[Entries from a dataset of interfaces]
::::

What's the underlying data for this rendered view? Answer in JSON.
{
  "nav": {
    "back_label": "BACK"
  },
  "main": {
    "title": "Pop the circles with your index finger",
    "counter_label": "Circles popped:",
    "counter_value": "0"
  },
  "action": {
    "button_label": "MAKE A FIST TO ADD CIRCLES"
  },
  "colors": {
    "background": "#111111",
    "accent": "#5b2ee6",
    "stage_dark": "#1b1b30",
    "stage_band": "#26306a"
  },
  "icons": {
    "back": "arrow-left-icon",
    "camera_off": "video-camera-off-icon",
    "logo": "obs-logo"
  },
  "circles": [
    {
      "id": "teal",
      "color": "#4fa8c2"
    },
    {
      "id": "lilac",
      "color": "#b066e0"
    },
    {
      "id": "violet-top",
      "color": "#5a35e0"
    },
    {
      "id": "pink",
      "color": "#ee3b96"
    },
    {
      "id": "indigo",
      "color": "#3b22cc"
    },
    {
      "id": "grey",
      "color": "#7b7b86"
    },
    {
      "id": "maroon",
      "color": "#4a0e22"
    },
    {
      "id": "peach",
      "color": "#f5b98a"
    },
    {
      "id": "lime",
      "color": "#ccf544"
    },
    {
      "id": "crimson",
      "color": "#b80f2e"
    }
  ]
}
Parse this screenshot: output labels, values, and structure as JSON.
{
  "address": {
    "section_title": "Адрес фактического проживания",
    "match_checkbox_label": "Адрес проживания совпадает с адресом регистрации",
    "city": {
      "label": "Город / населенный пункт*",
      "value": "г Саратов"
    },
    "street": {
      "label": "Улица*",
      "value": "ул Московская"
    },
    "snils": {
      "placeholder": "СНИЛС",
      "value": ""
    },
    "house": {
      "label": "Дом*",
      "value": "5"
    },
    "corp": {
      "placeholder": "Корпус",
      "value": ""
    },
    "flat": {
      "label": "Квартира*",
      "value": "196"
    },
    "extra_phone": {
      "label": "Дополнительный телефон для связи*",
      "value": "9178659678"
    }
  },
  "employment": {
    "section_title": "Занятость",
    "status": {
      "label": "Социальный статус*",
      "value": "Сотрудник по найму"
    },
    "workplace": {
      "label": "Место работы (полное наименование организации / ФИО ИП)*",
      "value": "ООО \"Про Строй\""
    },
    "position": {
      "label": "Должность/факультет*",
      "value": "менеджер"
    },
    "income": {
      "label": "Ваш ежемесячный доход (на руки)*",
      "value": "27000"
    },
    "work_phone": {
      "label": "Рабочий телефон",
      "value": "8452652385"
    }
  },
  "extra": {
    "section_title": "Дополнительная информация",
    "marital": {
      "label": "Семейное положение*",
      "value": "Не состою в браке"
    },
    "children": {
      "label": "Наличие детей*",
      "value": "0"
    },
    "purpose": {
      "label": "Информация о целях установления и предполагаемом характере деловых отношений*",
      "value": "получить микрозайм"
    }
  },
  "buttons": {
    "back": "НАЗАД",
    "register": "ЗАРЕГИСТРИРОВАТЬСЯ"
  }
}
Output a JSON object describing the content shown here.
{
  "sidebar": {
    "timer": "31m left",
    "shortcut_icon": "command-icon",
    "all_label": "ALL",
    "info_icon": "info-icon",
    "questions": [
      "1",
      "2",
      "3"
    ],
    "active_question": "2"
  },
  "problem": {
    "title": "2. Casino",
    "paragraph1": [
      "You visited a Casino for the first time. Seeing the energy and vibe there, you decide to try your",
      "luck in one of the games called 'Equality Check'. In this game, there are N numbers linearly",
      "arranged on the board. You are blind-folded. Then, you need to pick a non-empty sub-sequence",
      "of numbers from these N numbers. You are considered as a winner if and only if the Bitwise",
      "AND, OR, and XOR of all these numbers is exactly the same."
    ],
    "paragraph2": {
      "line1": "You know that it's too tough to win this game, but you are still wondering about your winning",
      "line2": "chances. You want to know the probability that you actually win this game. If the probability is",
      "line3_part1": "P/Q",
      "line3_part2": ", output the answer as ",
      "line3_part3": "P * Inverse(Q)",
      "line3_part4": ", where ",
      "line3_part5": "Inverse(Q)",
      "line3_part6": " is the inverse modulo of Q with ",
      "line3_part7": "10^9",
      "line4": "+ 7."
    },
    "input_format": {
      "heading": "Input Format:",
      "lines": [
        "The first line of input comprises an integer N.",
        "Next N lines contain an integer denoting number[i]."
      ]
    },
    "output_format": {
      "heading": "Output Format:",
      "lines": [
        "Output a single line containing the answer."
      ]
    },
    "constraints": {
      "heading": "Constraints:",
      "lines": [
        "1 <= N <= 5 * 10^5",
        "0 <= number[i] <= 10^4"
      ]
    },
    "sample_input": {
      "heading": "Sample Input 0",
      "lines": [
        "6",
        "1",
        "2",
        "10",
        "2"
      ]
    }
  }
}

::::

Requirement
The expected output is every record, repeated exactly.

Answer section
What's the underlying data for this rendered view? Answer in JSON.
{
  "nav": {
    "back_label": "BACK"
  },
  "main": {
    "title": "Pop the circles with your index finger",
    "counter_label": "Circles popped:",
    "counter_value": "0"
  },
  "action": {
    "button_label": "MAKE A FIST TO ADD CIRCLES"
  },
  "colors": {
    "background": "#111111",
    "accent": "#5b2ee6",
    "stage_dark": "#1b1b30",
    "stage_band": "#26306a"
  },
  "icons": {
    "back": "arrow-left-icon",
    "camera_off": "video-camera-off-icon",
    "logo": "obs-logo"
  },
  "circles": [
    {
      "id": "teal",
      "color": "#4fa8c2"
    },
    {
      "id": "lilac",
      "color": "#b066e0"
    },
    {
      "id": "violet-top",
      "color": "#5a35e0"
    },
    {
      "id": "pink",
      "color": "#ee3b96"
    },
    {
      "id": "indigo",
      "color": "#3b22cc"
    },
    {
      "id": "grey",
      "color": "#7b7b86"
    },
    {
      "id": "maroon",
      "color": "#4a0e22"
    },
    {
      "id": "peach",
      "color": "#f5b98a"
    },
    {
      "id": "lime",
      "color": "#ccf544"
    },
    {
      "id": "crimson",
      "color": "#b80f2e"
    }
  ]
}
Parse this screenshot: output labels, values, and structure as JSON.
{
  "address": {
    "section_title": "Адрес фактического проживания",
    "match_checkbox_label": "Адрес проживания совпадает с адресом регистрации",
    "city": {
      "label": "Город / населенный пункт*",
      "value": "г Саратов"
    },
    "street": {
      "label": "Улица*",
      "value": "ул Московская"
    },
    "snils": {
      "placeholder": "СНИЛС",
      "value": ""
    },
    "house": {
      "label": "Дом*",
      "value": "5"
    },
    "corp": {
      "placeholder": "Корпус",
      "value": ""
    },
    "flat": {
      "label": "Квартира*",
      "value": "196"
    },
    "extra_phone": {
      "label": "Дополнительный телефон для связи*",
      "value": "9178659678"
    }
  },
  "employment": {
    "section_title": "Занятость",
    "status": {
      "label": "Социальный статус*",
      "value": "Сотрудник по найму"
    },
    "workplace": {
      "label": "Место работы (полное наименование организации / ФИО ИП)*",
      "value": "ООО \"Про Строй\""
    },
    "position": {
      "label": "Должность/факультет*",
      "value": "менеджер"
    },
    "income": {
      "label": "Ваш ежемесячный доход (на руки)*",
      "value": "27000"
    },
    "work_phone": {
      "label": "Рабочий телефон",
      "value": "8452652385"
    }
  },
  "extra": {
    "section_title": "Дополнительная информация",
    "marital": {
      "label": "Семейное положение*",
      "value": "Не состою в браке"
    },
    "children": {
      "label": "Наличие детей*",
      "value": "0"
    },
    "purpose": {
      "label": "Информация о целях установления и предполагаемом характере деловых отношений*",
      "value": "получить микрозайм"
    }
  },
  "buttons": {
    "back": "НАЗАД",
    "register": "ЗАРЕГИСТРИРОВАТЬСЯ"
  }
}
Output a JSON object describing the content shown here.
{
  "sidebar": {
    "timer": "31m left",
    "shortcut_icon": "command-icon",
    "all_label": "ALL",
    "info_icon": "info-icon",
    "questions": [
      "1",
      "2",
      "3"
    ],
    "active_question": "2"
  },
  "problem": {
    "title": "2. Casino",
    "paragraph1": [
      "You visited a Casino for the first time. Seeing the energy and vibe there, you decide to try your",
      "luck in one of the games called 'Equality Check'. In this game, there are N numbers linearly",
      "arranged on the board. You are blind-folded. Then, you need to pick a non-empty sub-sequence",
      "of numbers from these N numbers. You are considered as a winner if and only if the Bitwise",
      "AND, OR, and XOR of all these numbers is exactly the same."
    ],
    "paragraph2": {
      "line1": "You know that it's too tough to win this game, but you are still wondering about your winning",
      "line2": "chances. You want to know the probability that you actually win this game. If the probability is",
      "line3_part1": "P/Q",
      "line3_part2": ", output the answer as ",
      "line3_part3": "P * Inverse(Q)",
      "line3_part4": ", where ",
      "line3_part5": "Inverse(Q)",
      "line3_part6": " is the inverse modulo of Q with ",
      "line3_part7": "10^9",
      "line4": "+ 7."
    },
    "input_format": {
      "heading": "Input Format:",
      "lines": [
        "The first line of input comprises an integer N.",
        "Next N lines contain an integer denoting number[i]."
      ]
    },
    "output_format": {
      "heading": "Output Format:",
      "lines": [
        "Output a single line containing the answer."
      ]
    },
    "constraints": {
      "heading": "Constraints:",
      "lines": [
        "1 <= N <= 5 * 10^5",
        "0 <= number[i] <= 10^4"
      ]
    },
    "sample_input": {
      "heading": "Sample Input 0",
      "lines": [
        "6",
        "1",
        "2",
        "10",
        "2"
      ]
    }
  }
}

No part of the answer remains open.